“I don’t care what they say about me,” said Chávez. “But how is it there’s a television channel here whose owner is a fugitive of justice, and not only is he a fugitive, but he has the nerve to go… rail against his country, against this government, against this president?”
Speaking to tens of thousands of students at a Caracas rally on Sunday, Chávez reiterated his demand that Venezuela’s Attorney General, Supreme Court and Vice-President take action and speed up a pending criminal case against Globovision’s president.
“This gentleman [Zuloaga] should come here and show his face,” said Chávez. “Instead he is in Washington asking the U.S. to intervene in Venezuela… this situation cannot continue like this.”

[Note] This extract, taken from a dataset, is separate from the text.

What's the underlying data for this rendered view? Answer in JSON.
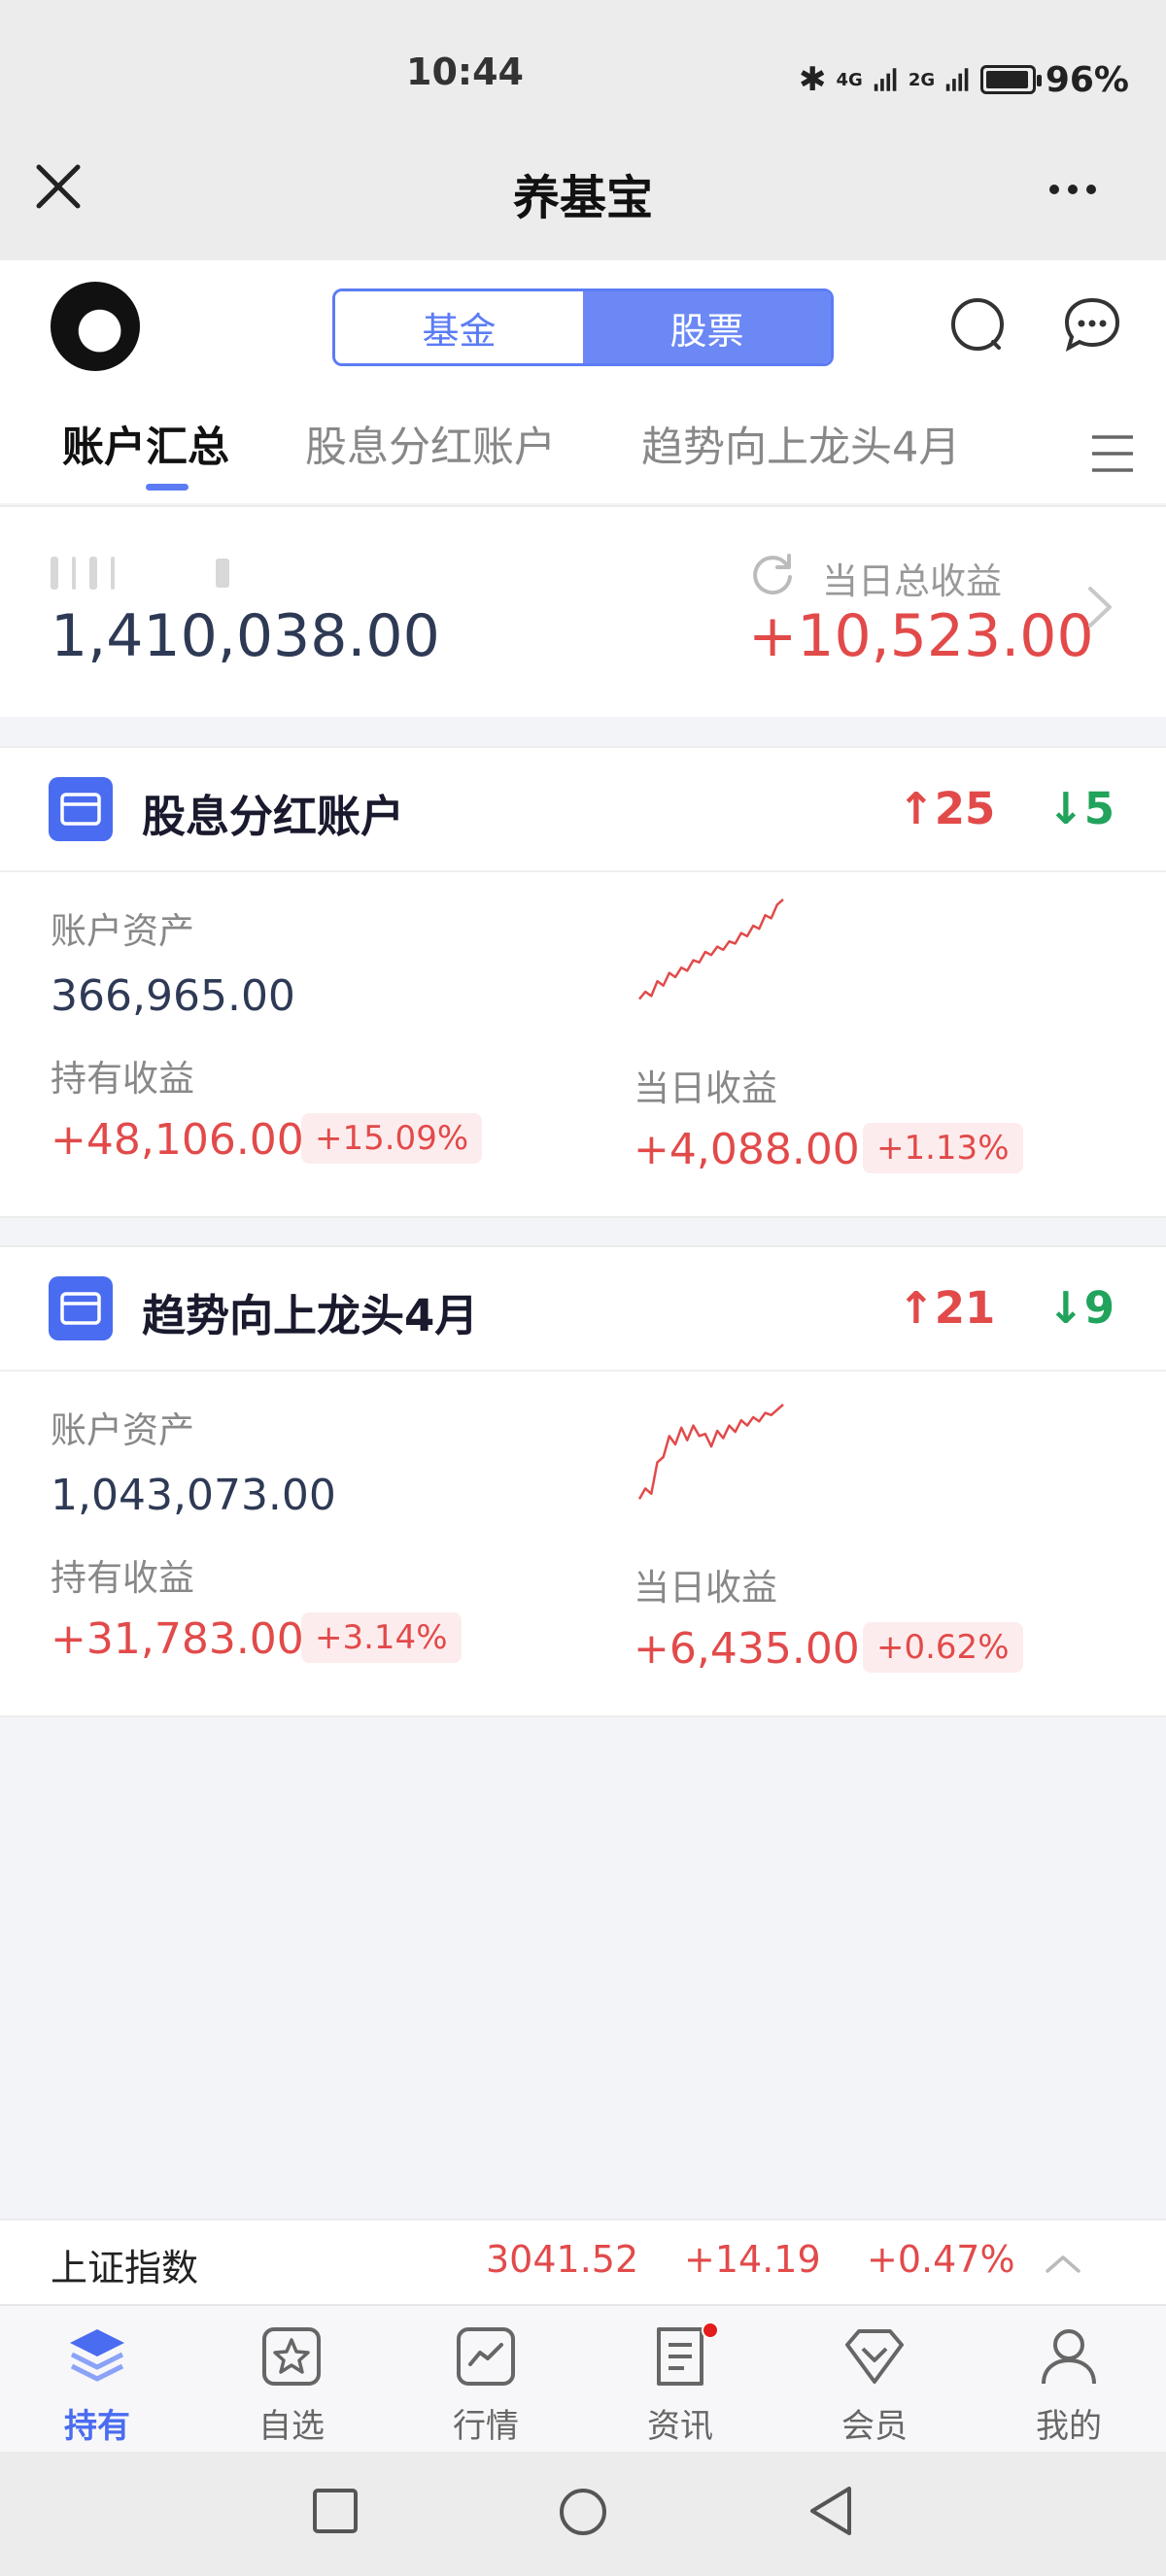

Responding to calls by marchers for Globovision’s immediate nationalization, Chávez called on his supporters to stay alert. If the decision is made to nationalize Zuloaga’s assets, Chávez said, “the bourgeoisie will try to light up the streets – and in the streets of Caracas, the streets of Venezuela, they’ll find us!”
Chávez affirmed that the opposition “will keep playing with the idea of destabilizing the country,” stating that Venezuela’s youth will “decide if this soldier [Chávez] stays at the forefront of the revolution or if the bourgeoisie will take the people’s dreams into ruin.”
Globovision is a privately-owned station that broadcasts on a public concession and regularly emits news and political commentary against the Chavez government, including calls to overthrow the government and insinuated threats to assassinate the president. The station also aided the botched attempt to overthrow the democratically-elected president in April 2002 by manipulating images in order to justify the military coup.
Nelson Mezerhane, the former owner of the nation’s third largest bank, Banco Federal, and a close political ally of Globovisión, is a suspect in the 2004 car bomb murder of Danilo Anderson, a national prosecutor who was investigating opposition leaders suspected of involvement in the April 2002 coup. Last June, the government took custody of Banco Federal after discovering the bank was guilty of banking law infractions, and Mezerhane fled to the U.S. to avoid prosecution.
Earlier this month, the Inter-American Press Association (IAPA) – considered the “umbrella organization” for media owners and editors in the Americas – condemned the Venezuelan government’s legal proceedings against Globovision’s Zuloaga and Mezerhane.